▸ Data shown:
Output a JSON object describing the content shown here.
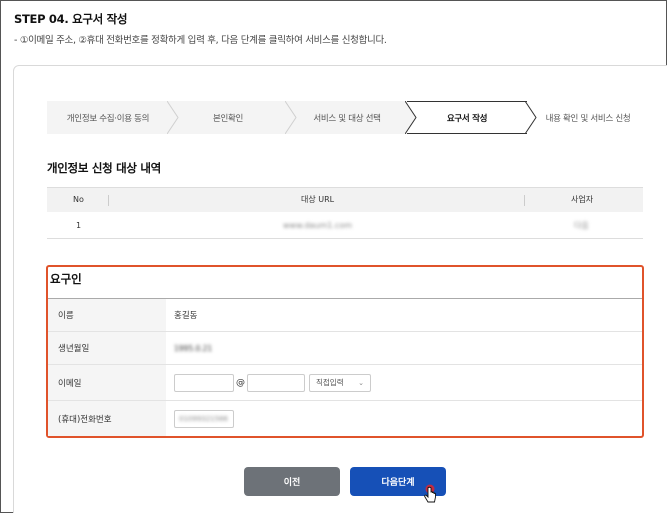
{
  "header": {
    "step_title": "STEP 04. 요구서 작성",
    "description": "- ①이메일 주소, ②휴대 전화번호를 정확하게 입력 후, 다음 단계를 클릭하여 서비스를 신청합니다."
  },
  "steps": [
    {
      "label": "개인정보 수집·이용 동의",
      "state": "done"
    },
    {
      "label": "본인확인",
      "state": "done"
    },
    {
      "label": "서비스 및 대상 선택",
      "state": "done"
    },
    {
      "label": "요구서 작성",
      "state": "active"
    },
    {
      "label": "내용 확인 및 서비스 신청",
      "state": "pending"
    }
  ],
  "target_section": {
    "title": "개인정보 신청 대상 내역",
    "columns": {
      "no": "No",
      "url": "대상 URL",
      "company": "사업자"
    },
    "rows": [
      {
        "no": "1",
        "url": "www.daum1.com",
        "company": "다음"
      }
    ]
  },
  "requester": {
    "title": "요구인",
    "name_label": "이름",
    "name_value": "홍길동",
    "birth_label": "생년월일",
    "birth_value": "1995.0.21",
    "email_label": "이메일",
    "email_at": "@",
    "email_select": "직접입력",
    "phone_label": "(휴대)전화번호",
    "phone_value": "01099321566"
  },
  "buttons": {
    "prev": "이전",
    "next": "다음단계"
  },
  "colors": {
    "accent_blue": "#1650b7",
    "highlight_border": "#e0532b",
    "prev_gray": "#6d7278"
  }
}
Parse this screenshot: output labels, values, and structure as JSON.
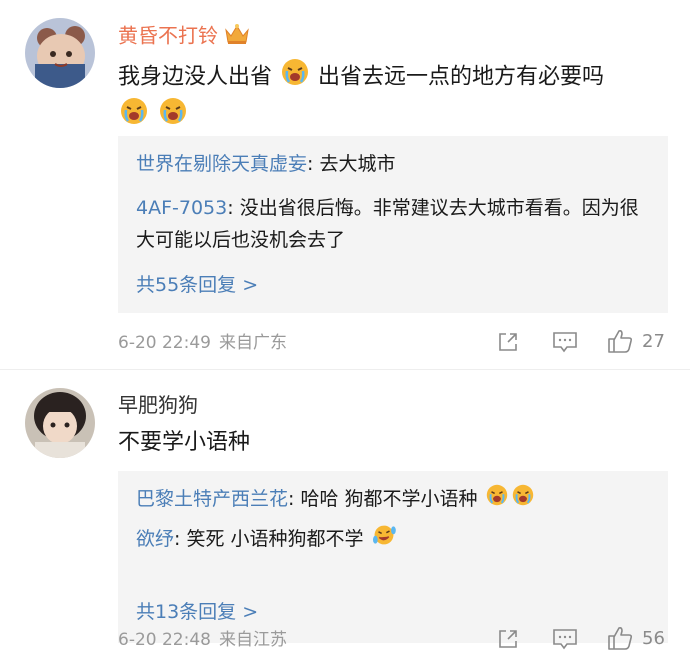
{
  "comments": [
    {
      "username": "黄昏不打铃",
      "text_a": "我身边没人出省",
      "text_b": "出省去远一点的地方有必要吗",
      "replies": [
        {
          "name": "世界在剔除天真虚妄",
          "sep": ": ",
          "text": "去大城市"
        },
        {
          "name": "4AF-7053",
          "sep": ": ",
          "text": "没出省很后悔。非常建议去大城市看看。因为很大可能以后也没机会去了"
        }
      ],
      "more_replies": "共55条回复 >",
      "time": "6-20 22:49",
      "location": "来自广东",
      "likes": "27",
      "icons": {
        "badge": "crown-icon",
        "emoji": "crying-emoji-icon"
      }
    },
    {
      "username": "早肥狗狗",
      "text_a": "不要学小语种",
      "replies": [
        {
          "name": "巴黎土特产西兰花",
          "sep": ": ",
          "text": "哈哈 狗都不学小语种"
        },
        {
          "name": "欲纾",
          "sep": ": ",
          "text": "笑死 小语种狗都不学"
        }
      ],
      "more_replies": "共13条回复 >",
      "time": "6-20 22:48",
      "location": "来自江苏",
      "likes": "56",
      "icons": {
        "emoji": "laughing-tears-emoji-icon"
      }
    }
  ],
  "colors": {
    "username": "#eb7350",
    "link": "#4b7eb7",
    "meta": "#9a9a9a",
    "reply_bg": "#f4f4f4"
  }
}
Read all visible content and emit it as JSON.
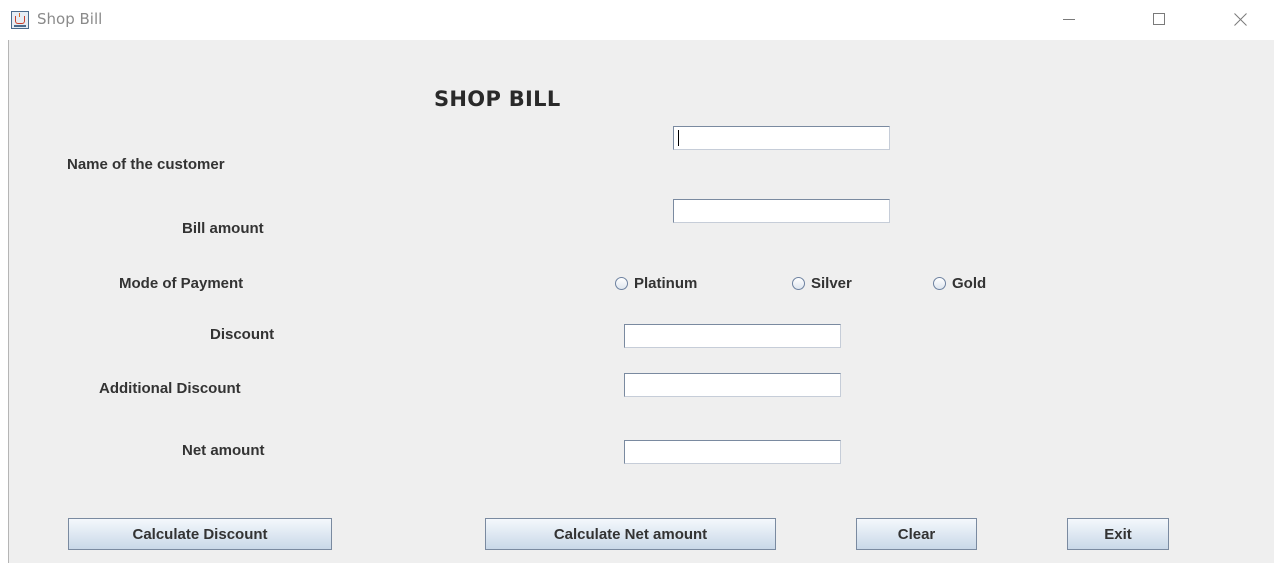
{
  "window": {
    "title": "Shop Bill"
  },
  "form": {
    "heading": "SHOP BILL",
    "labels": {
      "customer_name": "Name of the customer",
      "bill_amount": "Bill amount",
      "mode_of_payment": "Mode of Payment",
      "discount": "Discount",
      "additional_discount": "Additional Discount",
      "net_amount": "Net amount"
    },
    "fields": {
      "customer_name": "",
      "bill_amount": "",
      "discount": "",
      "additional_discount": "",
      "net_amount": ""
    },
    "payment_options": [
      "Platinum",
      "Silver",
      "Gold"
    ]
  },
  "buttons": {
    "calculate_discount": "Calculate Discount",
    "calculate_net_amount": "Calculate Net amount",
    "clear": "Clear",
    "exit": "Exit"
  },
  "icons": {
    "app": "java-coffee-cup-icon",
    "minimize": "minimize-icon",
    "maximize": "maximize-icon",
    "close": "close-icon",
    "radio": "radio-unselected-icon"
  }
}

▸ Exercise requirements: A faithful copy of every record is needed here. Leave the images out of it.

▸ Response to the exercise:
Output a JSON object describing the content shown here.
{
  "header": {
    "step_title": "STEP 04. 요구서 작성",
    "description": "- ①이메일 주소, ②휴대 전화번호를 정확하게 입력 후, 다음 단계를 클릭하여 서비스를 신청합니다."
  },
  "steps": [
    {
      "label": "개인정보 수집·이용 동의",
      "state": "done"
    },
    {
      "label": "본인확인",
      "state": "done"
    },
    {
      "label": "서비스 및 대상 선택",
      "state": "done"
    },
    {
      "label": "요구서 작성",
      "state": "active"
    },
    {
      "label": "내용 확인 및 서비스 신청",
      "state": "pending"
    }
  ],
  "target_section": {
    "title": "개인정보 신청 대상 내역",
    "columns": {
      "no": "No",
      "url": "대상 URL",
      "company": "사업자"
    },
    "rows": [
      {
        "no": "1",
        "url": "www.daum1.com",
        "company": "다음"
      }
    ]
  },
  "requester": {
    "title": "요구인",
    "name_label": "이름",
    "name_value": "홍길동",
    "birth_label": "생년월일",
    "birth_value": "1995.0.21",
    "email_label": "이메일",
    "email_at": "@",
    "email_select": "직접입력",
    "phone_label": "(휴대)전화번호",
    "phone_value": "01099321566"
  },
  "buttons": {
    "prev": "이전",
    "next": "다음단계"
  },
  "colors": {
    "accent_blue": "#1650b7",
    "highlight_border": "#e0532b",
    "prev_gray": "#6d7278"
  }
}
Parse this screenshot: output labels, values, and structure as JSON.
{
  "comments": [
    {
      "username": "黄昏不打铃",
      "text_a": "我身边没人出省",
      "text_b": "出省去远一点的地方有必要吗",
      "replies": [
        {
          "name": "世界在剔除天真虚妄",
          "sep": ": ",
          "text": "去大城市"
        },
        {
          "name": "4AF-7053",
          "sep": ": ",
          "text": "没出省很后悔。非常建议去大城市看看。因为很大可能以后也没机会去了"
        }
      ],
      "more_replies": "共55条回复 >",
      "time": "6-20 22:49",
      "location": "来自广东",
      "likes": "27",
      "icons": {
        "badge": "crown-icon",
        "emoji": "crying-emoji-icon"
      }
    },
    {
      "username": "早肥狗狗",
      "text_a": "不要学小语种",
      "replies": [
        {
          "name": "巴黎土特产西兰花",
          "sep": ": ",
          "text": "哈哈 狗都不学小语种"
        },
        {
          "name": "欲纾",
          "sep": ": ",
          "text": "笑死 小语种狗都不学"
        }
      ],
      "more_replies": "共13条回复 >",
      "time": "6-20 22:48",
      "location": "来自江苏",
      "likes": "56",
      "icons": {
        "emoji": "laughing-tears-emoji-icon"
      }
    }
  ],
  "colors": {
    "username": "#eb7350",
    "link": "#4b7eb7",
    "meta": "#9a9a9a",
    "reply_bg": "#f4f4f4"
  }
}
Read all visible content and emit it as JSON.
{
  "window": {
    "title": "Shop Bill"
  },
  "form": {
    "heading": "SHOP BILL",
    "labels": {
      "customer_name": "Name of the customer",
      "bill_amount": "Bill amount",
      "mode_of_payment": "Mode of Payment",
      "discount": "Discount",
      "additional_discount": "Additional Discount",
      "net_amount": "Net amount"
    },
    "fields": {
      "customer_name": "",
      "bill_amount": "",
      "discount": "",
      "additional_discount": "",
      "net_amount": ""
    },
    "payment_options": [
      "Platinum",
      "Silver",
      "Gold"
    ]
  },
  "buttons": {
    "calculate_discount": "Calculate Discount",
    "calculate_net_amount": "Calculate Net amount",
    "clear": "Clear",
    "exit": "Exit"
  },
  "icons": {
    "app": "java-coffee-cup-icon",
    "minimize": "minimize-icon",
    "maximize": "maximize-icon",
    "close": "close-icon",
    "radio": "radio-unselected-icon"
  }
}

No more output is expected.